The French Environmental Agency published an interesting study on “Functional Economy” (also called “Service Economy”) which means replacing “purchasing products” by “renting products”. According to this study, a “Functional Economy” would lead to reduction in raw materials and energy consumption and therefore major environmental benefits.
The rationale behind this theory (first published by walter R. Stahel in 1989) is that as a company moves from maximizing sales of material products to the delivery of customer satisfaction, its employees will have strong incentives to minimize materials and energy used in the systems that deliver the service to the customer.
Indeed a manufacturer who sells a product has incentives to sell more, and shorten the lifespan of the product.
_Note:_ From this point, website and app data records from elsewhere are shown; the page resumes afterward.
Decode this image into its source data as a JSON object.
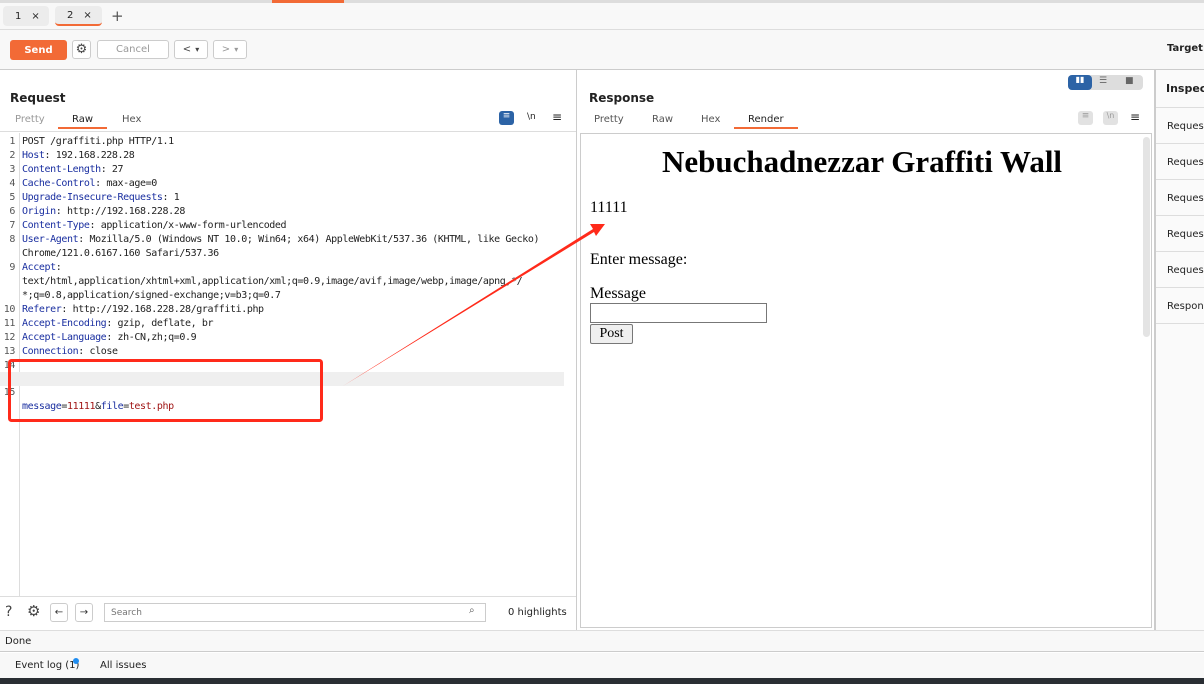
{
  "tabs": [
    {
      "label": "1",
      "close": "×"
    },
    {
      "label": "2",
      "close": "×"
    }
  ],
  "new_tab": "+",
  "toolbar": {
    "send": "Send",
    "cancel": "Cancel",
    "back": "<",
    "forward": ">",
    "dropdown": "▾",
    "target_label": "Target:"
  },
  "request": {
    "title": "Request",
    "tabs": [
      "Pretty",
      "Raw",
      "Hex"
    ],
    "active_tab": "Raw",
    "lines": [
      {
        "n": "1",
        "key": "",
        "text": "POST /graffiti.php HTTP/1.1"
      },
      {
        "n": "2",
        "key": "Host",
        "text": ": 192.168.228.28"
      },
      {
        "n": "3",
        "key": "Content-Length",
        "text": ": 27"
      },
      {
        "n": "4",
        "key": "Cache-Control",
        "text": ": max-age=0"
      },
      {
        "n": "5",
        "key": "Upgrade-Insecure-Requests",
        "text": ": 1"
      },
      {
        "n": "6",
        "key": "Origin",
        "text": ": http://192.168.228.28"
      },
      {
        "n": "7",
        "key": "Content-Type",
        "text": ": application/x-www-form-urlencoded"
      },
      {
        "n": "8",
        "key": "User-Agent",
        "text": ": Mozilla/5.0 (Windows NT 10.0; Win64; x64) AppleWebKit/537.36 (KHTML, like Gecko)"
      },
      {
        "n": "",
        "key": "",
        "text": "Chrome/121.0.6167.160 Safari/537.36"
      },
      {
        "n": "9",
        "key": "Accept",
        "text": ":"
      },
      {
        "n": "",
        "key": "",
        "text": "text/html,application/xhtml+xml,application/xml;q=0.9,image/avif,image/webp,image/apng,*/"
      },
      {
        "n": "",
        "key": "",
        "text": "*;q=0.8,application/signed-exchange;v=b3;q=0.7"
      },
      {
        "n": "10",
        "key": "Referer",
        "text": ": http://192.168.228.28/graffiti.php"
      },
      {
        "n": "11",
        "key": "Accept-Encoding",
        "text": ": gzip, deflate, br"
      },
      {
        "n": "12",
        "key": "Accept-Language",
        "text": ": zh-CN,zh;q=0.9"
      },
      {
        "n": "13",
        "key": "Connection",
        "text": ": close"
      },
      {
        "n": "14",
        "key": "",
        "text": ""
      }
    ],
    "body_line": {
      "n": "15",
      "p1": "message",
      "eq1": "=",
      "v1": "11111",
      "amp": "&",
      "p2": "file",
      "eq2": "=",
      "v2": "test.php"
    },
    "search_placeholder": "Search",
    "highlights": "0 highlights"
  },
  "response": {
    "title": "Response",
    "tabs": [
      "Pretty",
      "Raw",
      "Hex",
      "Render"
    ],
    "active_tab": "Render",
    "render": {
      "heading": "Nebuchadnezzar Graffiti Wall",
      "message": "11111",
      "prompt": "Enter message:",
      "label": "Message",
      "input_value": "",
      "button": "Post"
    }
  },
  "inspector": {
    "title": "Inspect",
    "rows": [
      "Request",
      "Request",
      "Request",
      "Request",
      "Request",
      "Respons"
    ]
  },
  "status": "Done",
  "bottom": {
    "event_log": "Event log (1)",
    "all_issues": "All issues"
  },
  "colors": {
    "accent": "#f26a36",
    "annotation": "#ff2a1a",
    "active_blue": "#2c63a6"
  }
}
On the other hand a manufacturer who is paid on usage basis is incentivized to extend lifespan and decrease maintenance costs.
The most famous example is printing services, where companies such as Xerox are offering “pay per copy” fully managed printing services, where they are responsible for providing equipment, maintenance, supplies and responsible for equipment end of life. Less well known, but even more interesting, is the concept of “Chemical Leasing“, initiated by companies such as Dow Chemical. Interesting case studies have proven that for example Chemical Leasing in metal cleaning in the automotive industry was leading to a 72% reduction in solvent consumption.
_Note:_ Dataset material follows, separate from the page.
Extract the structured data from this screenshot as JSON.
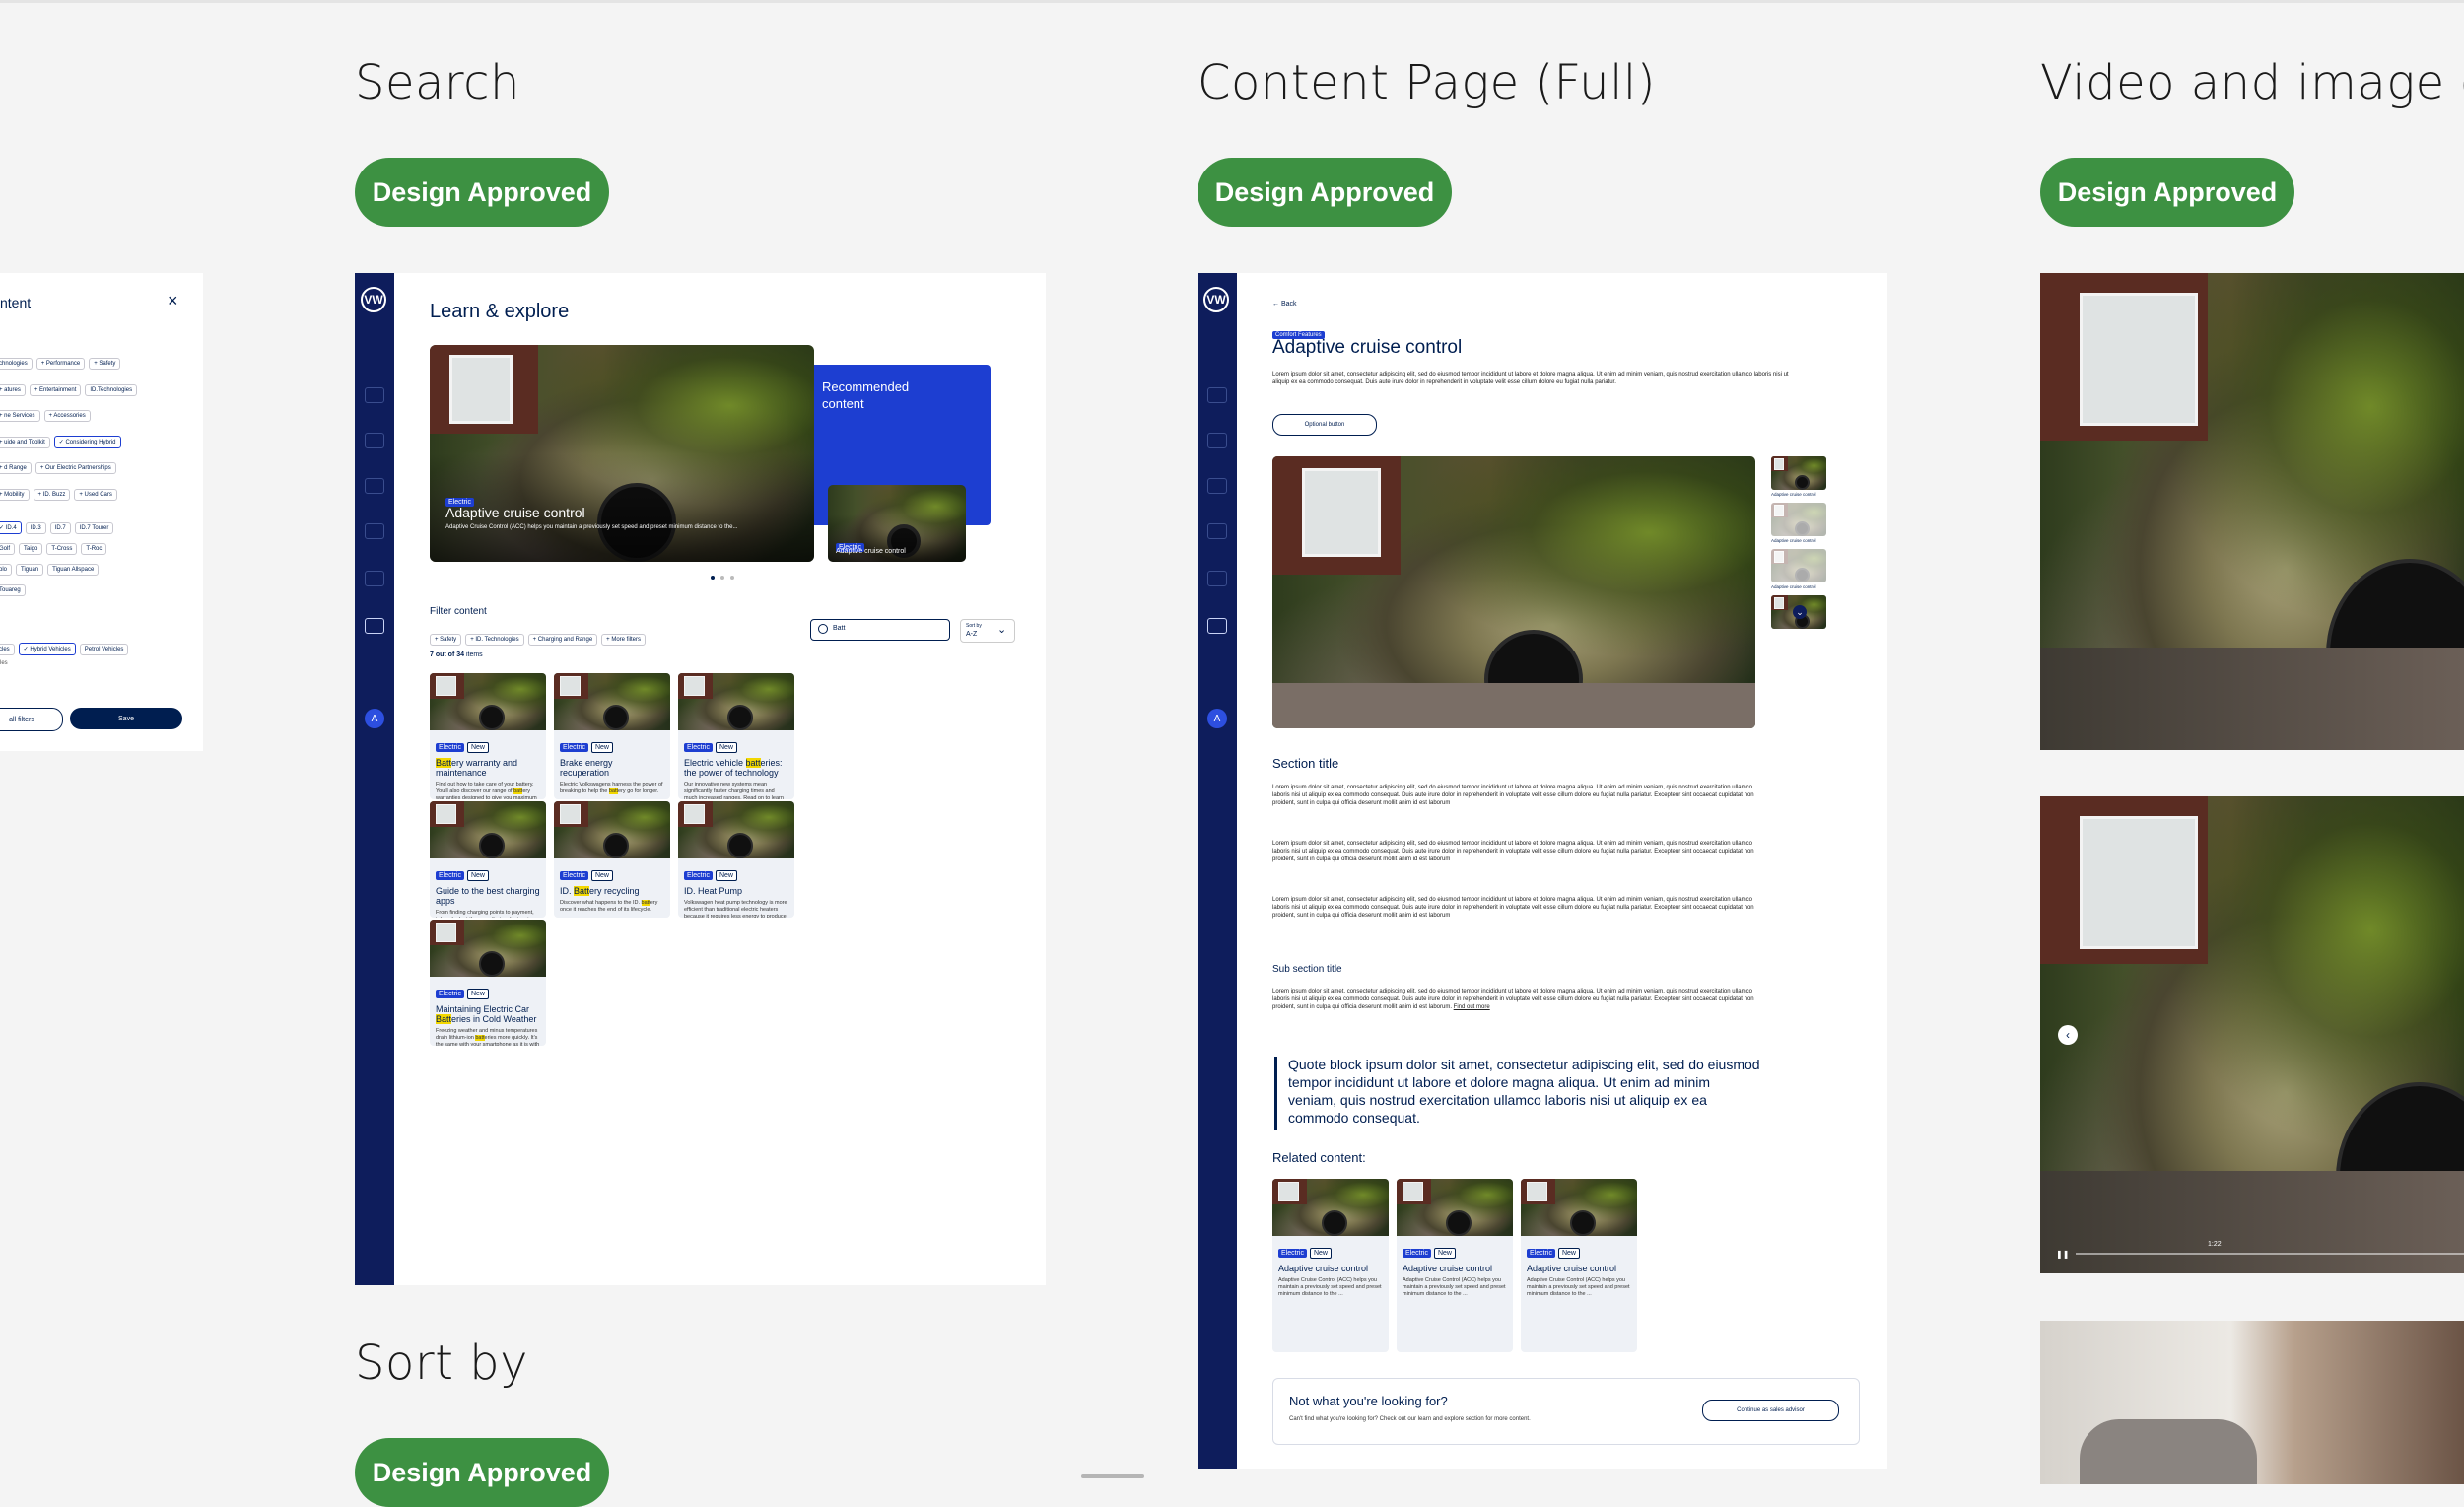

The main drivers identified by ADEME are:
– a more professional maintenance able to improve the service level
– changes in functionnal specification of the products
– a more rational usage of the product, as end users become aware of the total cost of ownership
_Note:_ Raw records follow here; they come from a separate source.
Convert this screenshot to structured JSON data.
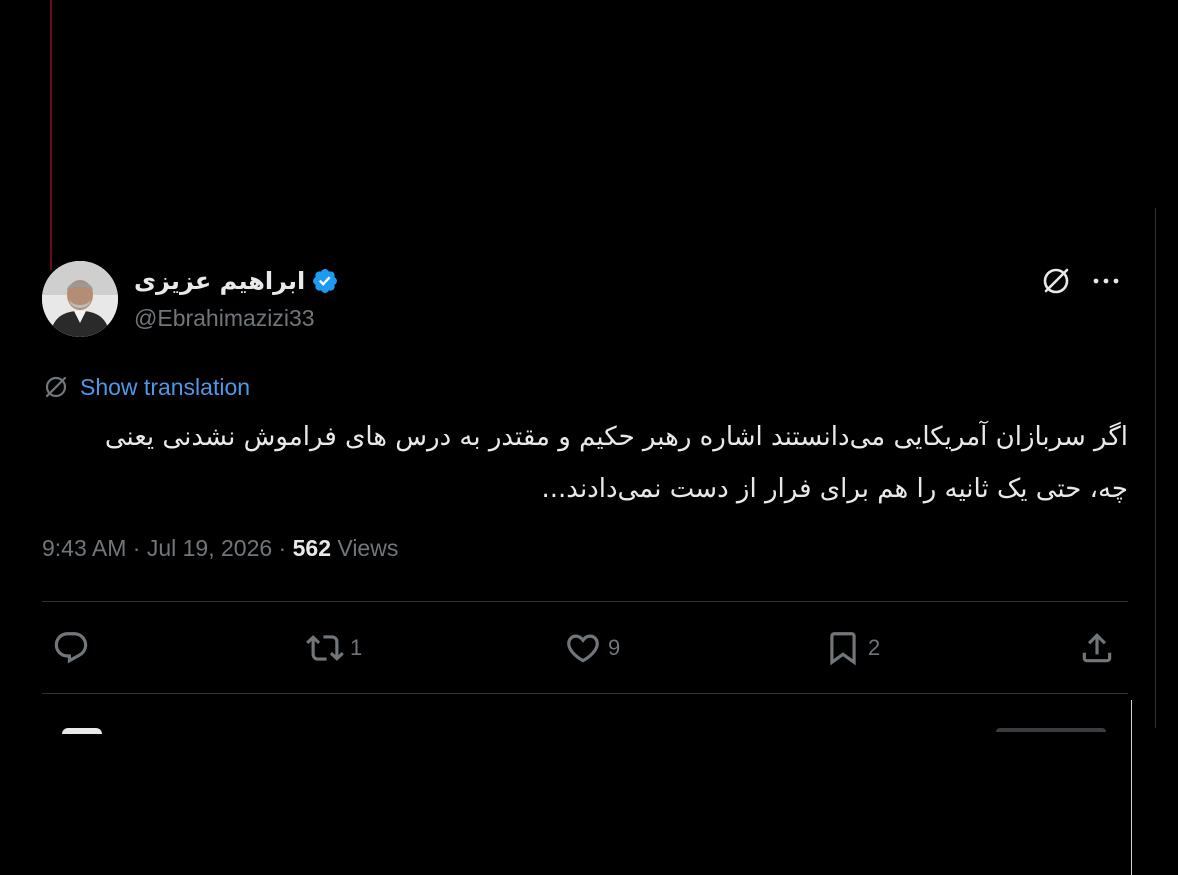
{
  "author": {
    "display_name": "ابراهیم عزیزی",
    "handle": "@Ebrahimazizi33",
    "verified": true,
    "avatar_icon": "profile-photo"
  },
  "translate": {
    "label": "Show translation",
    "icon": "translate-globe-icon"
  },
  "tweet": {
    "text": "اگر سربازان آمریکایی می‌دانستند اشاره رهبر حکیم و مقتدر به درس های فراموش نشدنی یعنی چه، حتی یک ثانیه را هم برای فرار از دست نمی‌دادند..."
  },
  "meta": {
    "time": "9:43 AM",
    "separator": " · ",
    "date": "Jul 19, 2026",
    "views_count": "562",
    "views_label": "Views"
  },
  "actions": {
    "reply_count": "",
    "retweet_count": "1",
    "like_count": "9",
    "bookmark_count": "2"
  },
  "colors": {
    "background": "#000000",
    "text": "#e7e9ea",
    "muted": "#71767b",
    "link": "#4d99e8",
    "verified": "#1d9bf0",
    "divider": "#2f3336"
  }
}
This theory could provide an interesting model for “Sustainable Procurement” managers who could innovate by pushing some of their suppliers to lease products rather than selling them.